The South Carlow Drummin Bog Project is getting substantial support from the Irish Community Wetlands Forum (CWF) – a umbrella organisation that includes 20 member organisations. The Community Wetlands Forum offers a ‘network for community wetland groups to share knowledge, ideas, research and best practice.’
The Drummin Bog committee was therefore delighted to host the recent Community Wetlands Forum meeting on Wednesday 26 September 2018 at the community hall at Drummond, Co. Carlow.
The Drummin bog committee gained an overview of the CWF activities, as Chris Uys, CWF Development Officer, gave an informative presentation. It was heartening to hear about the developed, inclusive community outreach that the CWF has fostered in so many other counties already, see the summary graphic below. People may wish to look at the new CWF Strategic Plan 2017-2020 here
Given that the Drummin Bog Project has initiated some community art projects already, Chris also shared news of an innovative art performance team working recently at Birr Castle – “Mary Ward’s Amazing World of Wonder“ highlights the flora and fauna of the Irish Peatlands, women in science, the historical context and, through the associated talks and workshops, environmental and conservation issues inherent with the bog and insect populations”. One of their eco-community art projects can be seen here
We were also delighted to hear from other CWF members who travelled from other counties to share their work. First, Denise O’Meara from Waterford IT talked about her passion for community science work. She is a biologist working on longterm monitoring for mammals such as squirrels, otters, pine martens, and bats, and has considerable experience working with school groups and mens’ shed groups (who have built bat boxes). We were delighted to think we might be able to contact her for Part 2 of our Creative Ireland project where the Drummin Bog project will be engaging with local schools in 2019. Denise also shared that the Integrated European Long-Term Ecosystem Critical Zone and Socio-Ecological Research Infrastructure (eLTER RI) is to become an important means for biodiversity knowledge sharing across the EU.

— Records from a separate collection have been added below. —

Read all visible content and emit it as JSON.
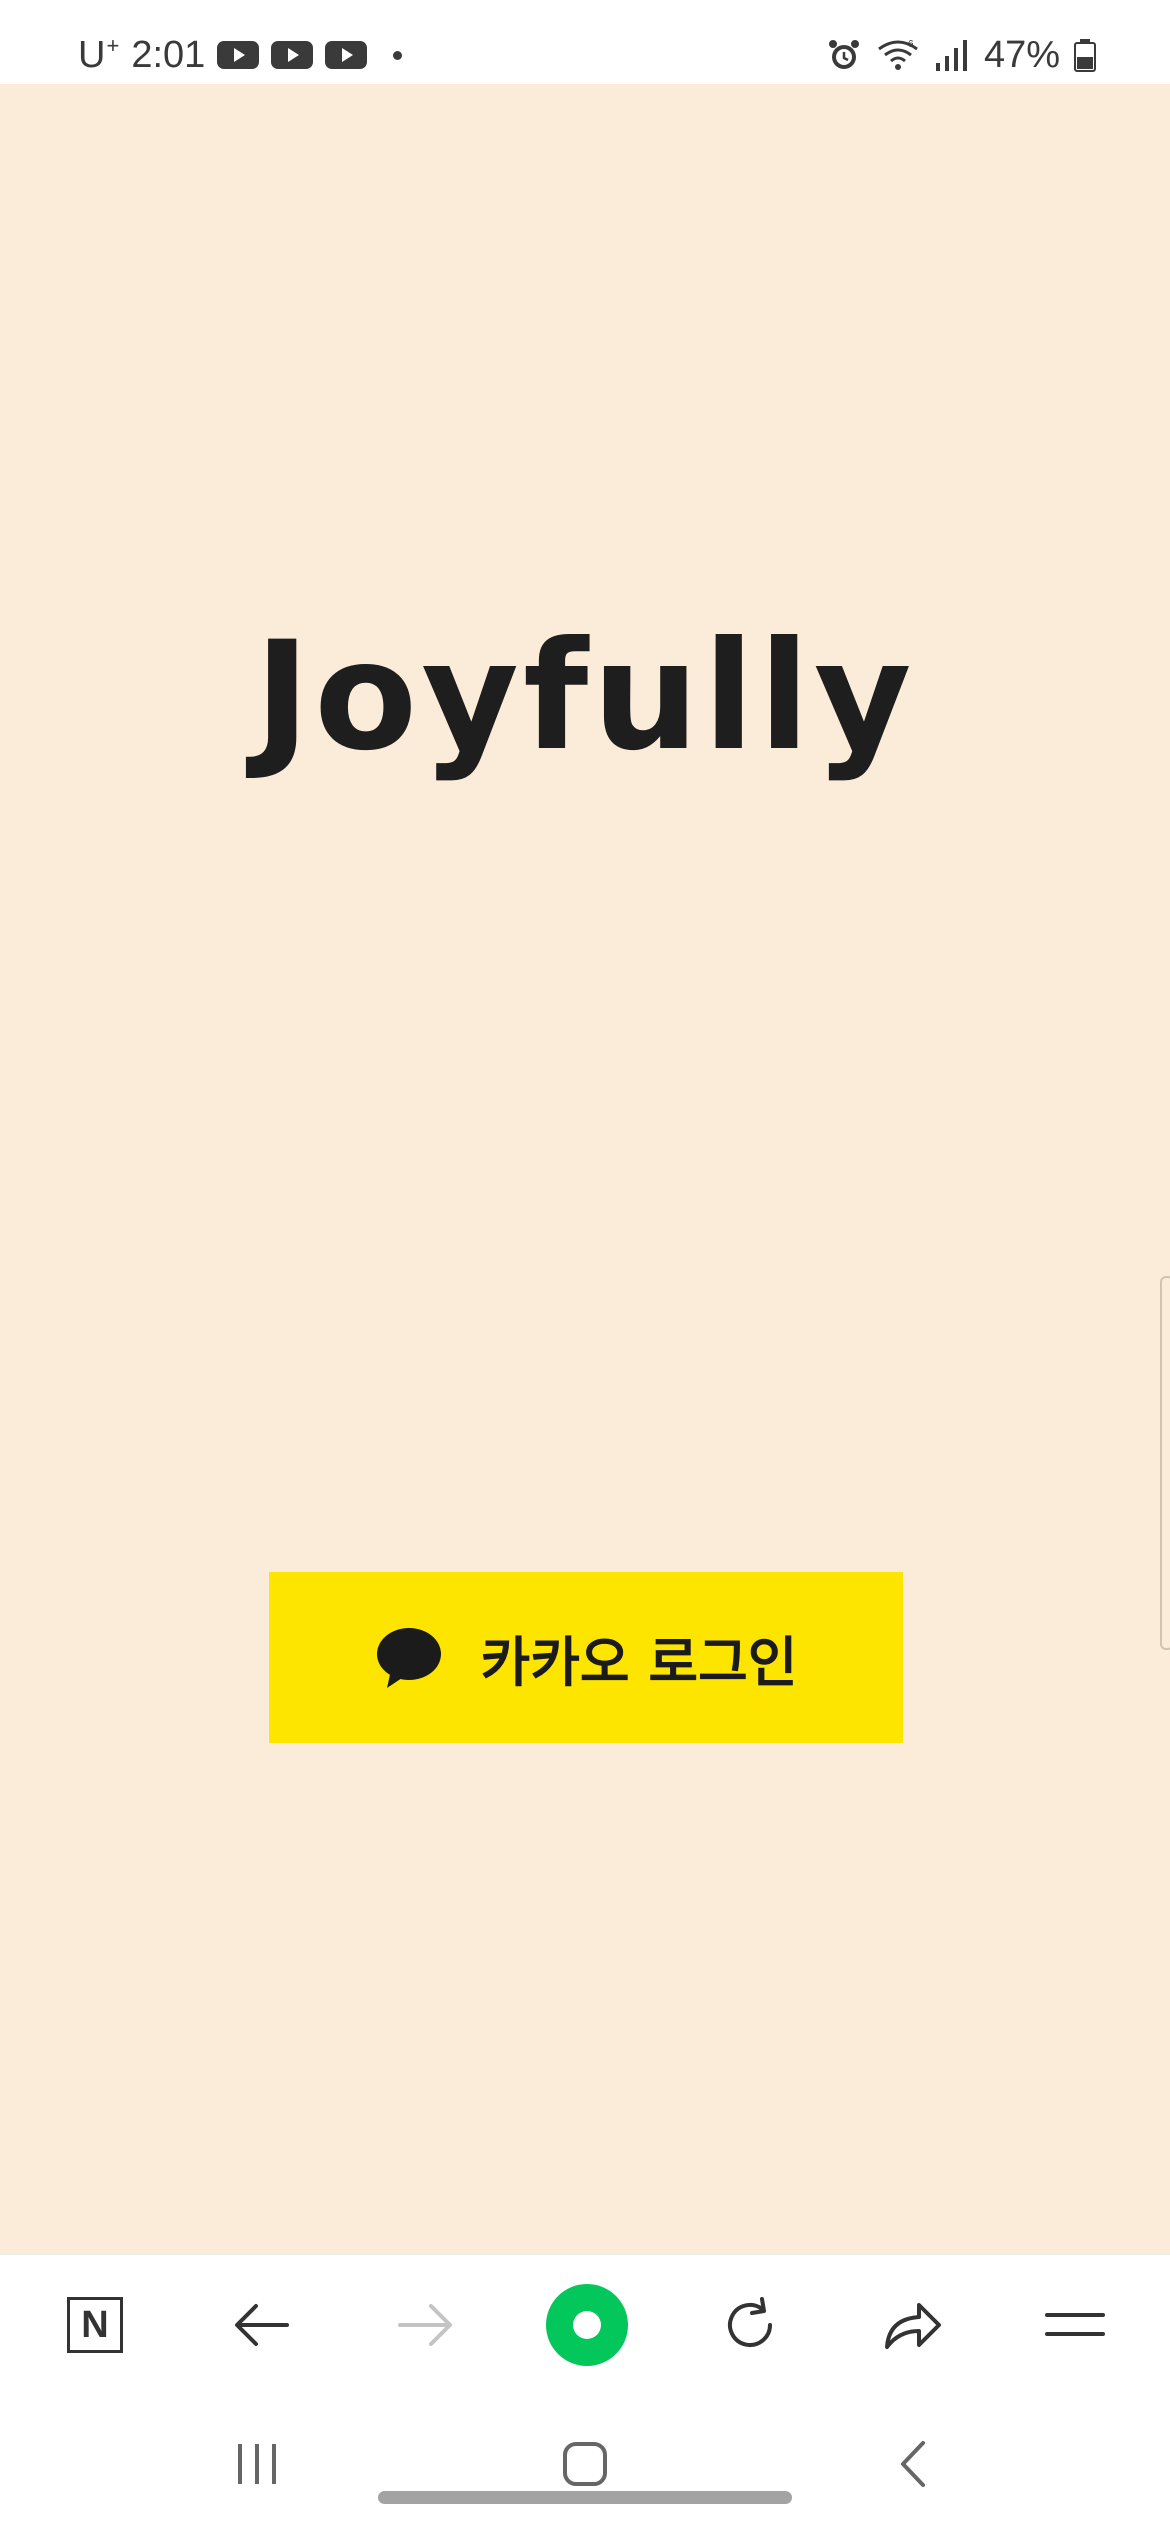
{
  "status_bar": {
    "carrier": "U",
    "carrier_sup": "+",
    "time": "2:01",
    "battery": "47%",
    "icons": [
      "youtube-icon",
      "youtube-icon",
      "youtube-icon",
      "dot-icon",
      "alarm-icon",
      "wifi-icon",
      "signal-icon",
      "battery-icon"
    ]
  },
  "main": {
    "title": "Joyfully",
    "kakao_login_label": "카카오 로그인",
    "kakao_color": "#FEE500",
    "background_color": "#FAECD9"
  },
  "browser_toolbar": {
    "naver_label": "N",
    "buttons": [
      "naver-home-icon",
      "back-arrow-icon",
      "forward-arrow-icon",
      "green-dot-icon",
      "refresh-icon",
      "share-icon",
      "menu-icon"
    ],
    "accent_color": "#03C75A"
  },
  "nav_bar": {
    "buttons": [
      "recent-apps-icon",
      "home-icon",
      "back-icon"
    ]
  }
}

Then NUIG cultural geography doctoral researcher Kate Flood presented her research on assessing the cultural side of the EU Ecosystems Services Framework, a framework that will be introduced in Ireland. Kate’s research will shape and critically review this framework so the best guiding framework is developed for Irish peatlands and their communities. Kate’s previous research and experience in capturing the oral history of Girley Bog means that she has been invaluable to the Drummin Bog artists developing the Drummin Bog Rosemary Oral History Project.
The CWF meeting ended with a walk and discussion on Drummin Bog. Everyone’s experience and knowledge was so valuable – from environmental and geological knowledge, to policy and social outreach. The important part of the day was getting to know others’ working across the CWF community for such endangered and significant Irish habitats. We quickly accepted an invitation from Kate to visit Girley bog in County Meath too!
Kate Flood, Girley Bog, Co. Meath and Chris Uys, Development Officer with the CWF talk with Drummin Bog Project committee members.